[TASK REQUIREMENTS] Copy every line from the records below that holds the word "Footsteps".

------ ENTRIES SUPPLIED ------

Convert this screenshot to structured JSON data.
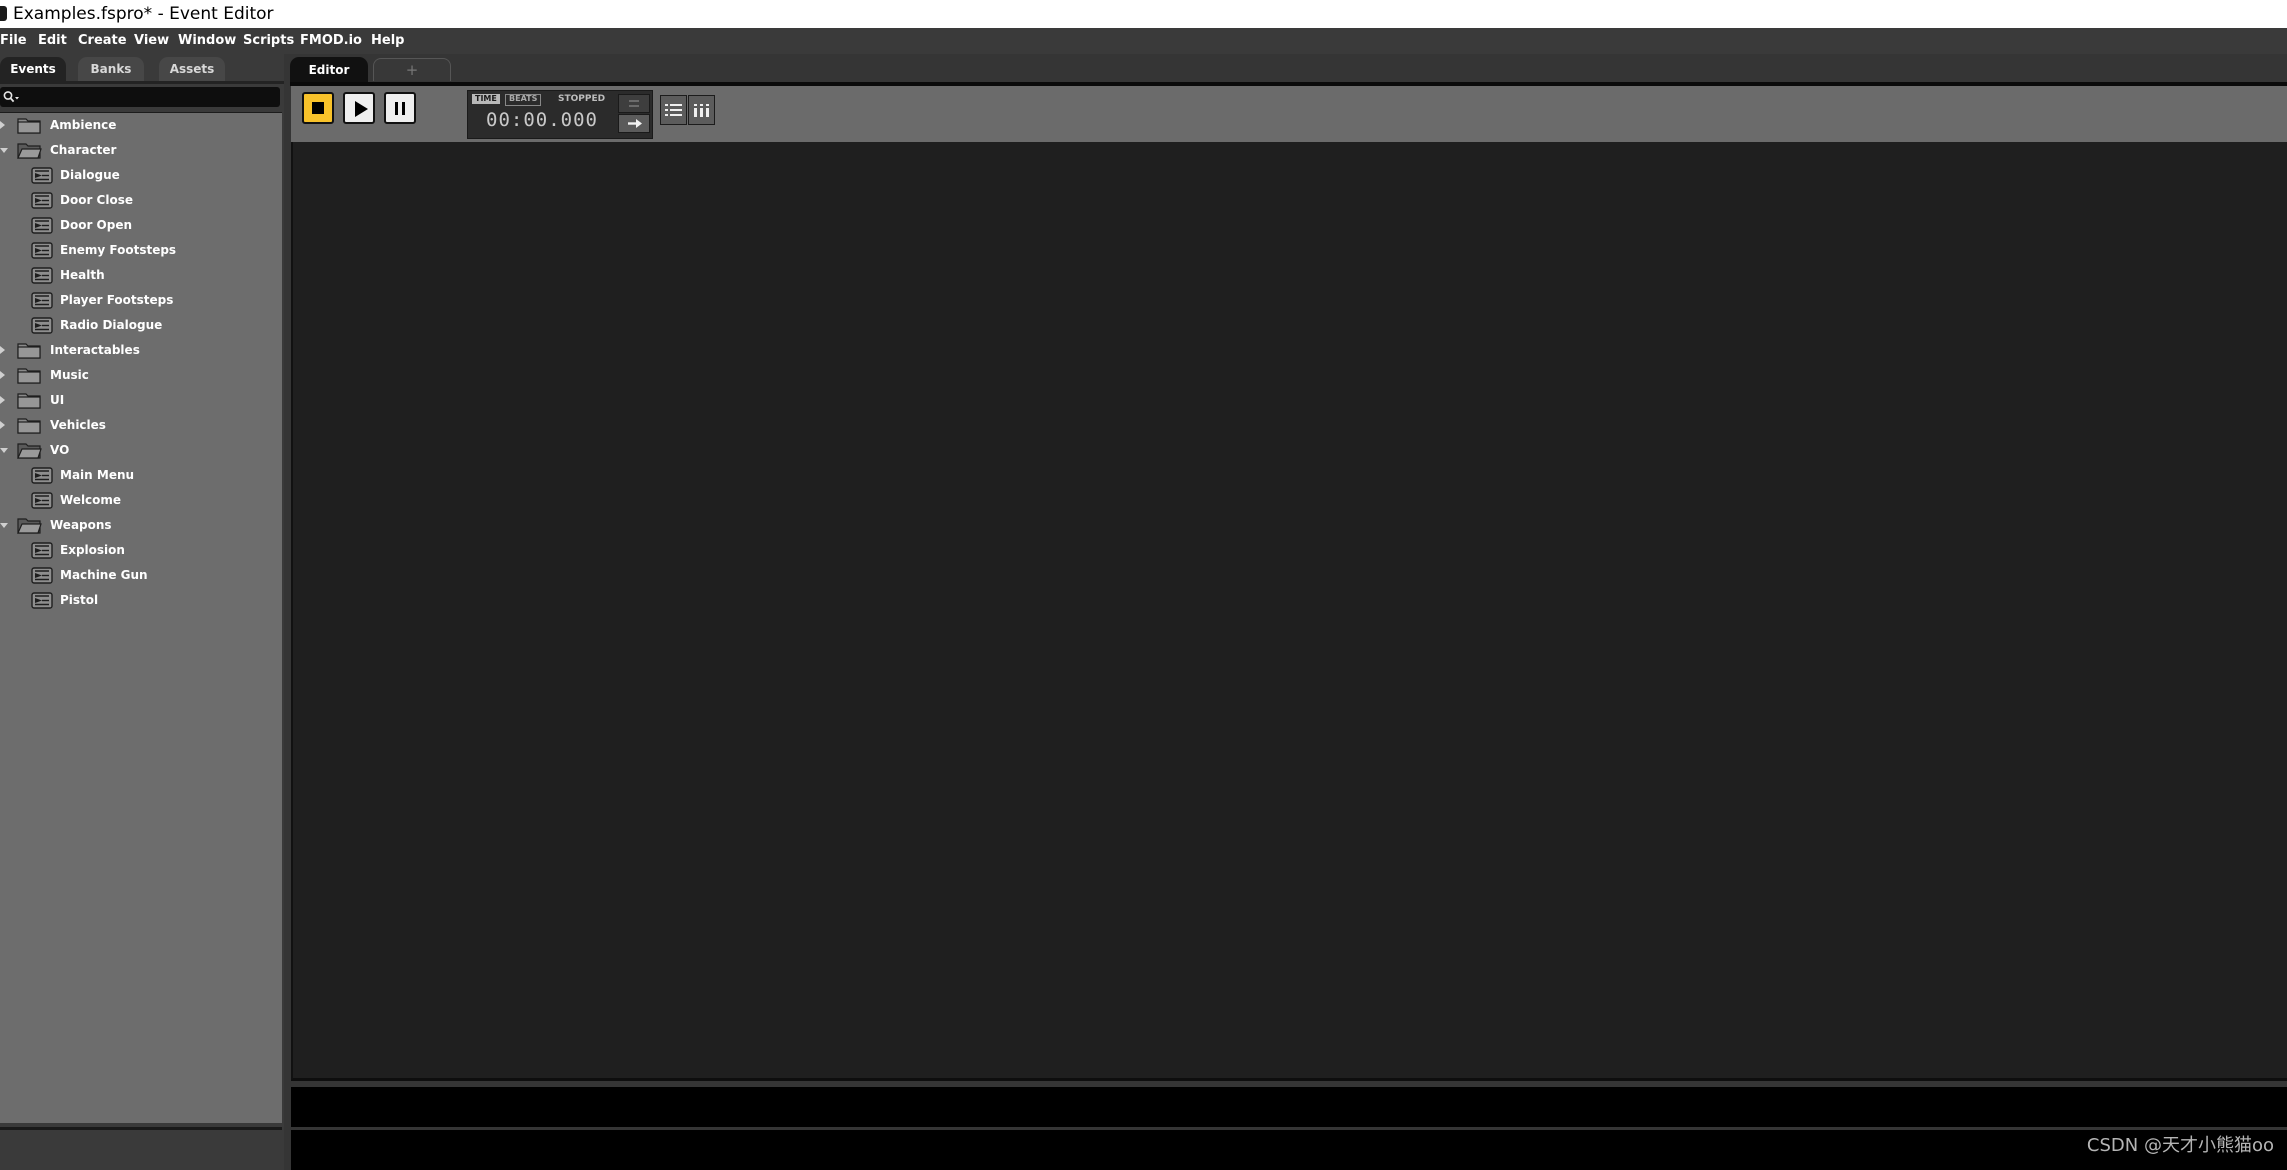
{
  "window": {
    "title": "Examples.fspro* - Event Editor"
  },
  "menu": [
    "File",
    "Edit",
    "Create",
    "View",
    "Window",
    "Scripts",
    "FMOD.io",
    "Help"
  ],
  "browser": {
    "tabs": [
      {
        "label": "Events",
        "active": true
      },
      {
        "label": "Banks",
        "active": false
      },
      {
        "label": "Assets",
        "active": false
      }
    ],
    "search": {
      "value": ""
    },
    "tree": [
      {
        "type": "folder",
        "label": "Ambience",
        "expanded": false
      },
      {
        "type": "folder",
        "label": "Character",
        "expanded": true
      },
      {
        "type": "event",
        "label": "Dialogue"
      },
      {
        "type": "event",
        "label": "Door Close"
      },
      {
        "type": "event",
        "label": "Door Open"
      },
      {
        "type": "event",
        "label": "Enemy Footsteps"
      },
      {
        "type": "event",
        "label": "Health"
      },
      {
        "type": "event",
        "label": "Player Footsteps"
      },
      {
        "type": "event",
        "label": "Radio Dialogue"
      },
      {
        "type": "folder",
        "label": "Interactables",
        "expanded": false
      },
      {
        "type": "folder",
        "label": "Music",
        "expanded": false
      },
      {
        "type": "folder",
        "label": "UI",
        "expanded": false
      },
      {
        "type": "folder",
        "label": "Vehicles",
        "expanded": false
      },
      {
        "type": "folder",
        "label": "VO",
        "expanded": true
      },
      {
        "type": "event",
        "label": "Main Menu"
      },
      {
        "type": "event",
        "label": "Welcome"
      },
      {
        "type": "folder",
        "label": "Weapons",
        "expanded": true
      },
      {
        "type": "event",
        "label": "Explosion"
      },
      {
        "type": "event",
        "label": "Machine Gun"
      },
      {
        "type": "event",
        "label": "Pistol"
      }
    ]
  },
  "editor": {
    "tab_label": "Editor",
    "add_tab_label": "+",
    "transport": {
      "buttons": [
        "stop-icon",
        "play-icon",
        "pause-icon"
      ],
      "time_mode": "TIME",
      "beats_mode": "BEATS",
      "state": "STOPPED",
      "time": "00:00.000"
    },
    "view_buttons": [
      "list-view-icon",
      "columns-view-icon"
    ]
  },
  "watermark": "CSDN @天才小熊猫oo",
  "colors": {
    "stop_button": "#f8c22a",
    "tree_background": "#6d6d6d",
    "canvas_background": "#1f1f1f"
  }
}
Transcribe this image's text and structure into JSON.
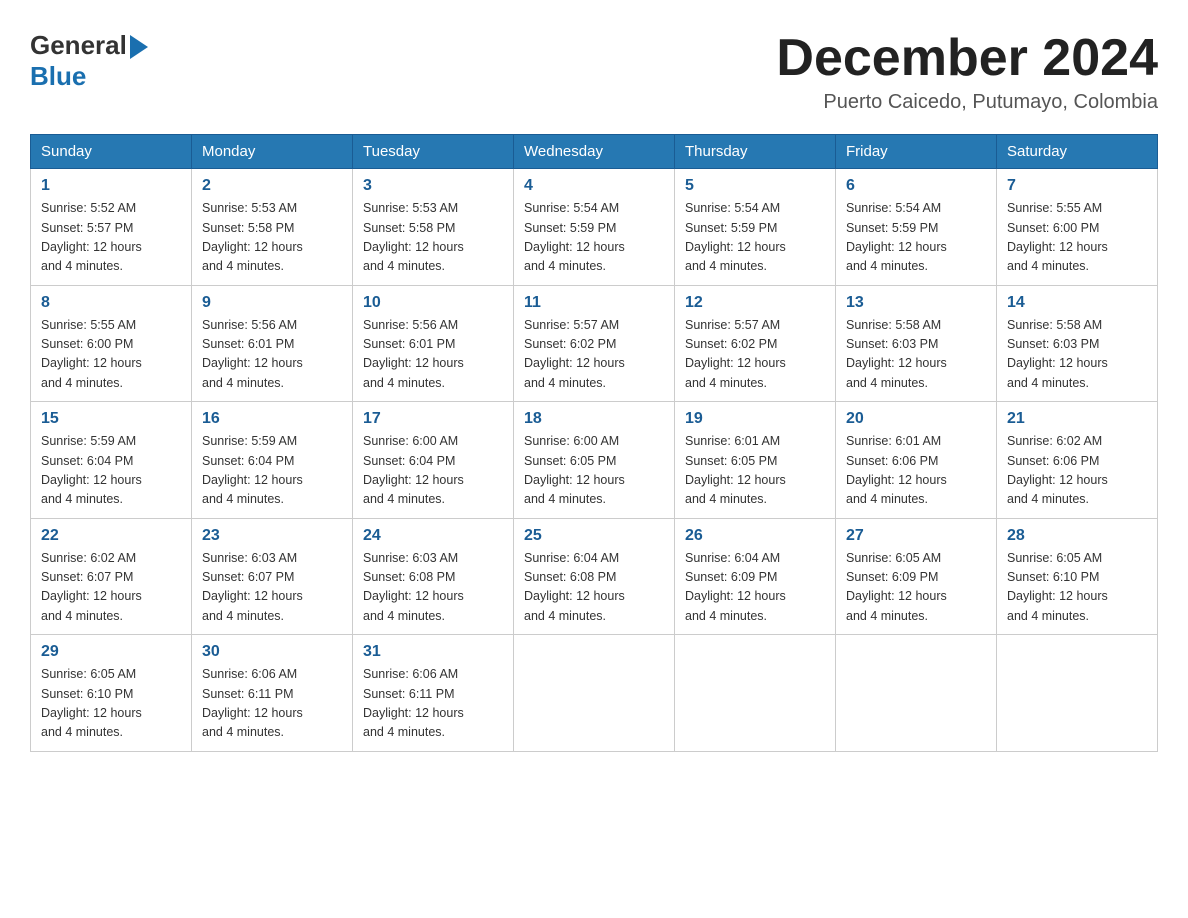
{
  "header": {
    "logo_general": "General",
    "logo_blue": "Blue",
    "month_title": "December 2024",
    "location": "Puerto Caicedo, Putumayo, Colombia"
  },
  "weekdays": [
    "Sunday",
    "Monday",
    "Tuesday",
    "Wednesday",
    "Thursday",
    "Friday",
    "Saturday"
  ],
  "weeks": [
    [
      {
        "day": "1",
        "sunrise": "5:52 AM",
        "sunset": "5:57 PM",
        "daylight": "12 hours and 4 minutes."
      },
      {
        "day": "2",
        "sunrise": "5:53 AM",
        "sunset": "5:58 PM",
        "daylight": "12 hours and 4 minutes."
      },
      {
        "day": "3",
        "sunrise": "5:53 AM",
        "sunset": "5:58 PM",
        "daylight": "12 hours and 4 minutes."
      },
      {
        "day": "4",
        "sunrise": "5:54 AM",
        "sunset": "5:59 PM",
        "daylight": "12 hours and 4 minutes."
      },
      {
        "day": "5",
        "sunrise": "5:54 AM",
        "sunset": "5:59 PM",
        "daylight": "12 hours and 4 minutes."
      },
      {
        "day": "6",
        "sunrise": "5:54 AM",
        "sunset": "5:59 PM",
        "daylight": "12 hours and 4 minutes."
      },
      {
        "day": "7",
        "sunrise": "5:55 AM",
        "sunset": "6:00 PM",
        "daylight": "12 hours and 4 minutes."
      }
    ],
    [
      {
        "day": "8",
        "sunrise": "5:55 AM",
        "sunset": "6:00 PM",
        "daylight": "12 hours and 4 minutes."
      },
      {
        "day": "9",
        "sunrise": "5:56 AM",
        "sunset": "6:01 PM",
        "daylight": "12 hours and 4 minutes."
      },
      {
        "day": "10",
        "sunrise": "5:56 AM",
        "sunset": "6:01 PM",
        "daylight": "12 hours and 4 minutes."
      },
      {
        "day": "11",
        "sunrise": "5:57 AM",
        "sunset": "6:02 PM",
        "daylight": "12 hours and 4 minutes."
      },
      {
        "day": "12",
        "sunrise": "5:57 AM",
        "sunset": "6:02 PM",
        "daylight": "12 hours and 4 minutes."
      },
      {
        "day": "13",
        "sunrise": "5:58 AM",
        "sunset": "6:03 PM",
        "daylight": "12 hours and 4 minutes."
      },
      {
        "day": "14",
        "sunrise": "5:58 AM",
        "sunset": "6:03 PM",
        "daylight": "12 hours and 4 minutes."
      }
    ],
    [
      {
        "day": "15",
        "sunrise": "5:59 AM",
        "sunset": "6:04 PM",
        "daylight": "12 hours and 4 minutes."
      },
      {
        "day": "16",
        "sunrise": "5:59 AM",
        "sunset": "6:04 PM",
        "daylight": "12 hours and 4 minutes."
      },
      {
        "day": "17",
        "sunrise": "6:00 AM",
        "sunset": "6:04 PM",
        "daylight": "12 hours and 4 minutes."
      },
      {
        "day": "18",
        "sunrise": "6:00 AM",
        "sunset": "6:05 PM",
        "daylight": "12 hours and 4 minutes."
      },
      {
        "day": "19",
        "sunrise": "6:01 AM",
        "sunset": "6:05 PM",
        "daylight": "12 hours and 4 minutes."
      },
      {
        "day": "20",
        "sunrise": "6:01 AM",
        "sunset": "6:06 PM",
        "daylight": "12 hours and 4 minutes."
      },
      {
        "day": "21",
        "sunrise": "6:02 AM",
        "sunset": "6:06 PM",
        "daylight": "12 hours and 4 minutes."
      }
    ],
    [
      {
        "day": "22",
        "sunrise": "6:02 AM",
        "sunset": "6:07 PM",
        "daylight": "12 hours and 4 minutes."
      },
      {
        "day": "23",
        "sunrise": "6:03 AM",
        "sunset": "6:07 PM",
        "daylight": "12 hours and 4 minutes."
      },
      {
        "day": "24",
        "sunrise": "6:03 AM",
        "sunset": "6:08 PM",
        "daylight": "12 hours and 4 minutes."
      },
      {
        "day": "25",
        "sunrise": "6:04 AM",
        "sunset": "6:08 PM",
        "daylight": "12 hours and 4 minutes."
      },
      {
        "day": "26",
        "sunrise": "6:04 AM",
        "sunset": "6:09 PM",
        "daylight": "12 hours and 4 minutes."
      },
      {
        "day": "27",
        "sunrise": "6:05 AM",
        "sunset": "6:09 PM",
        "daylight": "12 hours and 4 minutes."
      },
      {
        "day": "28",
        "sunrise": "6:05 AM",
        "sunset": "6:10 PM",
        "daylight": "12 hours and 4 minutes."
      }
    ],
    [
      {
        "day": "29",
        "sunrise": "6:05 AM",
        "sunset": "6:10 PM",
        "daylight": "12 hours and 4 minutes."
      },
      {
        "day": "30",
        "sunrise": "6:06 AM",
        "sunset": "6:11 PM",
        "daylight": "12 hours and 4 minutes."
      },
      {
        "day": "31",
        "sunrise": "6:06 AM",
        "sunset": "6:11 PM",
        "daylight": "12 hours and 4 minutes."
      },
      null,
      null,
      null,
      null
    ]
  ],
  "labels": {
    "sunrise": "Sunrise:",
    "sunset": "Sunset:",
    "daylight": "Daylight: 12 hours"
  }
}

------

[OUTPUT FOR THIS EXERCISE]
        "label": "Enemy Footsteps"
        "label": "Player Footsteps"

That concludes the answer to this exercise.